About this exercise:
Word for word, print all of the entries below.

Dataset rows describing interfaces
==*==
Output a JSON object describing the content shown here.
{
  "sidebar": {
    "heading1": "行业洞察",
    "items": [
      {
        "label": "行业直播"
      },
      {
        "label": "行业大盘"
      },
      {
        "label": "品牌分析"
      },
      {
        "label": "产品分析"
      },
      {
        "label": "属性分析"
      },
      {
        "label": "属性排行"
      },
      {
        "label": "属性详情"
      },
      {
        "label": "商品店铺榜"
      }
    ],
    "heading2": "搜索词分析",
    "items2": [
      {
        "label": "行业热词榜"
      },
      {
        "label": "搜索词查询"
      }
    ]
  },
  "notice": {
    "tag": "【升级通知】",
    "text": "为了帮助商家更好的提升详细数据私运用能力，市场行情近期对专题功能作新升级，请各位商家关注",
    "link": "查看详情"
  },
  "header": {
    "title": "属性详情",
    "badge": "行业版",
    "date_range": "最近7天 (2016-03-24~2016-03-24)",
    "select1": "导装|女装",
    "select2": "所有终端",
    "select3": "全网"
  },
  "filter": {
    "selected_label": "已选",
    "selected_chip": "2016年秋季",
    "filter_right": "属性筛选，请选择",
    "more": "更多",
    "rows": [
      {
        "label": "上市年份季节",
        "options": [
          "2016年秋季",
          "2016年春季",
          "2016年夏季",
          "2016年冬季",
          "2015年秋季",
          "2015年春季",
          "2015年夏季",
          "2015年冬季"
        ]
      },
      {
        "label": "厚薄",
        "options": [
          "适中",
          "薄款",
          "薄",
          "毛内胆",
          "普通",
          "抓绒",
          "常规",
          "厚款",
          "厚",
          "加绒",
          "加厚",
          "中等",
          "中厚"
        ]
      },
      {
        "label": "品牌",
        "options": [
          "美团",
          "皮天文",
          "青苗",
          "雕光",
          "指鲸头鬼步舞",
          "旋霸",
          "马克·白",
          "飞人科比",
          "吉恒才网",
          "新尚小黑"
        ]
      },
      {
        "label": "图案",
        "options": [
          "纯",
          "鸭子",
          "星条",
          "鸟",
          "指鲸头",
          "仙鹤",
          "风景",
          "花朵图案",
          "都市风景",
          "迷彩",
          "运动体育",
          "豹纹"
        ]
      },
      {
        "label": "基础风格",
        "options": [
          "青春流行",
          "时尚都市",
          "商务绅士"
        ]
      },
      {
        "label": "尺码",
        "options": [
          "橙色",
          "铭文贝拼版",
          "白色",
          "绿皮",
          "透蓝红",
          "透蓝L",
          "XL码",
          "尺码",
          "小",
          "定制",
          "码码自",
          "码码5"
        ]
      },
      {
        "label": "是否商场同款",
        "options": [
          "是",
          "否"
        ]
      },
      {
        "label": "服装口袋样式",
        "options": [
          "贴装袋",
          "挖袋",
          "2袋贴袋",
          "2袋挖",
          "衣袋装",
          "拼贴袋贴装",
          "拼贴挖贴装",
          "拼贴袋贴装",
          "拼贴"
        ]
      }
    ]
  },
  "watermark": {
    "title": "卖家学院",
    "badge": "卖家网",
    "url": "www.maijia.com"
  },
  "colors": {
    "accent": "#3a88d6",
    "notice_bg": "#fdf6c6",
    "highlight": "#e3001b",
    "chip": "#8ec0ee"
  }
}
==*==
Your response:
Output a JSON object describing the content shown here.
{
  "sidebar": {
    "heading1": "行业洞察",
    "items": [
      {
        "label": "行业直播"
      },
      {
        "label": "行业大盘"
      },
      {
        "label": "品牌分析"
      },
      {
        "label": "产品分析"
      },
      {
        "label": "属性分析"
      },
      {
        "label": "属性排行"
      },
      {
        "label": "属性详情"
      },
      {
        "label": "商品店铺榜"
      }
    ],
    "heading2": "搜索词分析",
    "items2": [
      {
        "label": "行业热词榜"
      },
      {
        "label": "搜索词查询"
      }
    ]
  },
  "notice": {
    "tag": "【升级通知】",
    "text": "为了帮助商家更好的提升详细数据私运用能力，市场行情近期对专题功能作新升级，请各位商家关注",
    "link": "查看详情"
  },
  "header": {
    "title": "属性详情",
    "badge": "行业版",
    "date_range": "最近7天 (2016-03-24~2016-03-24)",
    "select1": "导装|女装",
    "select2": "所有终端",
    "select3": "全网"
  },
  "filter": {
    "selected_label": "已选",
    "selected_chip": "2016年秋季",
    "filter_right": "属性筛选，请选择",
    "more": "更多",
    "rows": [
      {
        "label": "上市年份季节",
        "options": [
          "2016年秋季",
          "2016年春季",
          "2016年夏季",
          "2016年冬季",
          "2015年秋季",
          "2015年春季",
          "2015年夏季",
          "2015年冬季"
        ]
      },
      {
        "label": "厚薄",
        "options": [
          "适中",
          "薄款",
          "薄",
          "毛内胆",
          "普通",
          "抓绒",
          "常规",
          "厚款",
          "厚",
          "加绒",
          "加厚",
          "中等",
          "中厚"
        ]
      },
      {
        "label": "品牌",
        "options": [
          "美团",
          "皮天文",
          "青苗",
          "雕光",
          "指鲸头鬼步舞",
          "旋霸",
          "马克·白",
          "飞人科比",
          "吉恒才网",
          "新尚小黑"
        ]
      },
      {
        "label": "图案",
        "options": [
          "纯",
          "鸭子",
          "星条",
          "鸟",
          "指鲸头",
          "仙鹤",
          "风景",
          "花朵图案",
          "都市风景",
          "迷彩",
          "运动体育",
          "豹纹"
        ]
      },
      {
        "label": "基础风格",
        "options": [
          "青春流行",
          "时尚都市",
          "商务绅士"
        ]
      },
      {
        "label": "尺码",
        "options": [
          "橙色",
          "铭文贝拼版",
          "白色",
          "绿皮",
          "透蓝红",
          "透蓝L",
          "XL码",
          "尺码",
          "小",
          "定制",
          "码码自",
          "码码5"
        ]
      },
      {
        "label": "是否商场同款",
        "options": [
          "是",
          "否"
        ]
      },
      {
        "label": "服装口袋样式",
        "options": [
          "贴装袋",
          "挖袋",
          "2袋贴袋",
          "2袋挖",
          "衣袋装",
          "拼贴袋贴装",
          "拼贴挖贴装",
          "拼贴袋贴装",
          "拼贴"
        ]
      }
    ]
  },
  "watermark": {
    "title": "卖家学院",
    "badge": "卖家网",
    "url": "www.maijia.com"
  },
  "colors": {
    "accent": "#3a88d6",
    "notice_bg": "#fdf6c6",
    "highlight": "#e3001b",
    "chip": "#8ec0ee"
  }
}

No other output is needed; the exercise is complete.